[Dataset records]
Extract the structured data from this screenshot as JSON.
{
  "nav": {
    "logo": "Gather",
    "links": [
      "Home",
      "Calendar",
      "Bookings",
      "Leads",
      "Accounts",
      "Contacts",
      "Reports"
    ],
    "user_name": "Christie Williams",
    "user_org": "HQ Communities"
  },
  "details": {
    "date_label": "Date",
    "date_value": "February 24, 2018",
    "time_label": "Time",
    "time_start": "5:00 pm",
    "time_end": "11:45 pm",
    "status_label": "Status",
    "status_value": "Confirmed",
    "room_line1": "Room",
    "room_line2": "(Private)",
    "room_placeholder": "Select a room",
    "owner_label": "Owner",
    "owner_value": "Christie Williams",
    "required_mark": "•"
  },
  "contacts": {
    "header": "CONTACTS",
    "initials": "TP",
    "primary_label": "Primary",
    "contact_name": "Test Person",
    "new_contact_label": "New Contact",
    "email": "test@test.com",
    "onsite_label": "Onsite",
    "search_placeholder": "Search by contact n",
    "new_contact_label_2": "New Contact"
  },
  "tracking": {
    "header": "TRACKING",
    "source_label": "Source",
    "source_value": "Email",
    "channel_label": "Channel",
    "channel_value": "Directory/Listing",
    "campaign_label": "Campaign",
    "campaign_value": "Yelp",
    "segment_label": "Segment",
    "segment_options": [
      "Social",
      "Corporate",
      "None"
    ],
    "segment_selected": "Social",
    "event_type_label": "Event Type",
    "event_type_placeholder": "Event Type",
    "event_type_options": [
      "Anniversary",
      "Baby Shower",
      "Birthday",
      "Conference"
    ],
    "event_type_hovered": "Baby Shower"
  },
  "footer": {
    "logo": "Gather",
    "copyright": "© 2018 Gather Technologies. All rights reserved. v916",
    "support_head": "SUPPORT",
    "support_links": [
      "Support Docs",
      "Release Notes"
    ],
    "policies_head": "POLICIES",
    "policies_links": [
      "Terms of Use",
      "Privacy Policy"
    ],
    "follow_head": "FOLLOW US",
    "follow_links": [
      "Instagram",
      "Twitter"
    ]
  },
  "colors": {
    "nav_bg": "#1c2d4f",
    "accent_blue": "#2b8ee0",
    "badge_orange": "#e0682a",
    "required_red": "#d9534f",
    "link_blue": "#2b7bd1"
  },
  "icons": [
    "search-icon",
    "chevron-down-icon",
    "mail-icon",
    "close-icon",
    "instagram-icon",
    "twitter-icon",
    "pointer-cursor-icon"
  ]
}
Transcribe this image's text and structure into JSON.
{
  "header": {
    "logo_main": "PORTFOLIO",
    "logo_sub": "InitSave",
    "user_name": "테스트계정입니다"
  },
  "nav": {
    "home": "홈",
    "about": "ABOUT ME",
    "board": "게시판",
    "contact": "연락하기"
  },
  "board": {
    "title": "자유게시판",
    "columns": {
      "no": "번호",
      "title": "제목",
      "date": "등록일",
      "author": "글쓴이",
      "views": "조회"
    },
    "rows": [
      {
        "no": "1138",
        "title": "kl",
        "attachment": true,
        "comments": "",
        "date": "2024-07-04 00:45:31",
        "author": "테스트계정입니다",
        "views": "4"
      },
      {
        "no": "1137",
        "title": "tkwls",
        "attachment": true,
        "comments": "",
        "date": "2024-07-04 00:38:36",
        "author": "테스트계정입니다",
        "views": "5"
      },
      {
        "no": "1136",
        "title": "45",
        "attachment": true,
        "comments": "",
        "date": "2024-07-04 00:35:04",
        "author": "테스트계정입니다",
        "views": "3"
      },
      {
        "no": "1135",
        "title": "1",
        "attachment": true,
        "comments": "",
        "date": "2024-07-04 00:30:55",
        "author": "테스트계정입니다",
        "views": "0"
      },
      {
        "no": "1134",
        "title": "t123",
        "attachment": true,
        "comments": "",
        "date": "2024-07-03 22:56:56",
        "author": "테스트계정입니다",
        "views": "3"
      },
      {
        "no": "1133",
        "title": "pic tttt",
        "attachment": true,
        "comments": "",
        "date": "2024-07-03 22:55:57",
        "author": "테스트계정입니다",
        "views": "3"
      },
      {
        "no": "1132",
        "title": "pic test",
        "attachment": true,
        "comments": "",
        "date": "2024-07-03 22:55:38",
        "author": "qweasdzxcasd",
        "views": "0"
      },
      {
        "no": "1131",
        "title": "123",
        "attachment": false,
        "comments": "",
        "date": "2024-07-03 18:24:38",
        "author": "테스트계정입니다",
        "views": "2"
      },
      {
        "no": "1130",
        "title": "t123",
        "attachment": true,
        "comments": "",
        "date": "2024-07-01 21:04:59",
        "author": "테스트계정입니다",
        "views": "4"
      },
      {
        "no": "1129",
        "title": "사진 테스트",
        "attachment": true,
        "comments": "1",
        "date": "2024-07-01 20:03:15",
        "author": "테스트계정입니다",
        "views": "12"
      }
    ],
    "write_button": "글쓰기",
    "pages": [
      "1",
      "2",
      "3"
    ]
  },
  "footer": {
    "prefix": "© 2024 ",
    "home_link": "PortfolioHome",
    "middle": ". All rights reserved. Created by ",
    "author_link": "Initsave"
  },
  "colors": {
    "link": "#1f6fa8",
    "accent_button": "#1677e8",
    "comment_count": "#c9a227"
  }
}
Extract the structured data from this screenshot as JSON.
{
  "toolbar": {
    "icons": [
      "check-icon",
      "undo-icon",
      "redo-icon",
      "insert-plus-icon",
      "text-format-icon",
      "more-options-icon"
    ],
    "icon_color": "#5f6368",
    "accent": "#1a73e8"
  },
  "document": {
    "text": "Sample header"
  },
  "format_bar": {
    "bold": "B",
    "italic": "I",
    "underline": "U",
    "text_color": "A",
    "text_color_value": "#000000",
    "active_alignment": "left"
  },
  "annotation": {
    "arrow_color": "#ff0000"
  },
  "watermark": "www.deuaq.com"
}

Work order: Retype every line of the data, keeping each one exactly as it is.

Reply:
Extract the structured data from this screenshot as JSON.
{
  "nav": {
    "logo": "Gather",
    "links": [
      "Home",
      "Calendar",
      "Bookings",
      "Leads",
      "Accounts",
      "Contacts",
      "Reports"
    ],
    "user_name": "Christie Williams",
    "user_org": "HQ Communities"
  },
  "details": {
    "date_label": "Date",
    "date_value": "February 24, 2018",
    "time_label": "Time",
    "time_start": "5:00 pm",
    "time_end": "11:45 pm",
    "status_label": "Status",
    "status_value": "Confirmed",
    "room_line1": "Room",
    "room_line2": "(Private)",
    "room_placeholder": "Select a room",
    "owner_label": "Owner",
    "owner_value": "Christie Williams",
    "required_mark": "•"
  },
  "contacts": {
    "header": "CONTACTS",
    "initials": "TP",
    "primary_label": "Primary",
    "contact_name": "Test Person",
    "new_contact_label": "New Contact",
    "email": "test@test.com",
    "onsite_label": "Onsite",
    "search_placeholder": "Search by contact n",
    "new_contact_label_2": "New Contact"
  },
  "tracking": {
    "header": "TRACKING",
    "source_label": "Source",
    "source_value": "Email",
    "channel_label": "Channel",
    "channel_value": "Directory/Listing",
    "campaign_label": "Campaign",
    "campaign_value": "Yelp",
    "segment_label": "Segment",
    "segment_options": [
      "Social",
      "Corporate",
      "None"
    ],
    "segment_selected": "Social",
    "event_type_label": "Event Type",
    "event_type_placeholder": "Event Type",
    "event_type_options": [
      "Anniversary",
      "Baby Shower",
      "Birthday",
      "Conference"
    ],
    "event_type_hovered": "Baby Shower"
  },
  "footer": {
    "logo": "Gather",
    "copyright": "© 2018 Gather Technologies. All rights reserved. v916",
    "support_head": "SUPPORT",
    "support_links": [
      "Support Docs",
      "Release Notes"
    ],
    "policies_head": "POLICIES",
    "policies_links": [
      "Terms of Use",
      "Privacy Policy"
    ],
    "follow_head": "FOLLOW US",
    "follow_links": [
      "Instagram",
      "Twitter"
    ]
  },
  "colors": {
    "nav_bg": "#1c2d4f",
    "accent_blue": "#2b8ee0",
    "badge_orange": "#e0682a",
    "required_red": "#d9534f",
    "link_blue": "#2b7bd1"
  },
  "icons": [
    "search-icon",
    "chevron-down-icon",
    "mail-icon",
    "close-icon",
    "instagram-icon",
    "twitter-icon",
    "pointer-cursor-icon"
  ]
}
Transcribe this image's text and structure into JSON.
{
  "header": {
    "logo_main": "PORTFOLIO",
    "logo_sub": "InitSave",
    "user_name": "테스트계정입니다"
  },
  "nav": {
    "home": "홈",
    "about": "ABOUT ME",
    "board": "게시판",
    "contact": "연락하기"
  },
  "board": {
    "title": "자유게시판",
    "columns": {
      "no": "번호",
      "title": "제목",
      "date": "등록일",
      "author": "글쓴이",
      "views": "조회"
    },
    "rows": [
      {
        "no": "1138",
        "title": "kl",
        "attachment": true,
        "comments": "",
        "date": "2024-07-04 00:45:31",
        "author": "테스트계정입니다",
        "views": "4"
      },
      {
        "no": "1137",
        "title": "tkwls",
        "attachment": true,
        "comments": "",
        "date": "2024-07-04 00:38:36",
        "author": "테스트계정입니다",
        "views": "5"
      },
      {
        "no": "1136",
        "title": "45",
        "attachment": true,
        "comments": "",
        "date": "2024-07-04 00:35:04",
        "author": "테스트계정입니다",
        "views": "3"
      },
      {
        "no": "1135",
        "title": "1",
        "attachment": true,
        "comments": "",
        "date": "2024-07-04 00:30:55",
        "author": "테스트계정입니다",
        "views": "0"
      },
      {
        "no": "1134",
        "title": "t123",
        "attachment": true,
        "comments": "",
        "date": "2024-07-03 22:56:56",
        "author": "테스트계정입니다",
        "views": "3"
      },
      {
        "no": "1133",
        "title": "pic tttt",
        "attachment": true,
        "comments": "",
        "date": "2024-07-03 22:55:57",
        "author": "테스트계정입니다",
        "views": "3"
      },
      {
        "no": "1132",
        "title": "pic test",
        "attachment": true,
        "comments": "",
        "date": "2024-07-03 22:55:38",
        "author": "qweasdzxcasd",
        "views": "0"
      },
      {
        "no": "1131",
        "title": "123",
        "attachment": false,
        "comments": "",
        "date": "2024-07-03 18:24:38",
        "author": "테스트계정입니다",
        "views": "2"
      },
      {
        "no": "1130",
        "title": "t123",
        "attachment": true,
        "comments": "",
        "date": "2024-07-01 21:04:59",
        "author": "테스트계정입니다",
        "views": "4"
      },
      {
        "no": "1129",
        "title": "사진 테스트",
        "attachment": true,
        "comments": "1",
        "date": "2024-07-01 20:03:15",
        "author": "테스트계정입니다",
        "views": "12"
      }
    ],
    "write_button": "글쓰기",
    "pages": [
      "1",
      "2",
      "3"
    ]
  },
  "footer": {
    "prefix": "© 2024 ",
    "home_link": "PortfolioHome",
    "middle": ". All rights reserved. Created by ",
    "author_link": "Initsave"
  },
  "colors": {
    "link": "#1f6fa8",
    "accent_button": "#1677e8",
    "comment_count": "#c9a227"
  }
}
Extract the structured data from this screenshot as JSON.
{
  "toolbar": {
    "icons": [
      "check-icon",
      "undo-icon",
      "redo-icon",
      "insert-plus-icon",
      "text-format-icon",
      "more-options-icon"
    ],
    "icon_color": "#5f6368",
    "accent": "#1a73e8"
  },
  "document": {
    "text": "Sample header"
  },
  "format_bar": {
    "bold": "B",
    "italic": "I",
    "underline": "U",
    "text_color": "A",
    "text_color_value": "#000000",
    "active_alignment": "left"
  },
  "annotation": {
    "arrow_color": "#ff0000"
  },
  "watermark": "www.deuaq.com"
}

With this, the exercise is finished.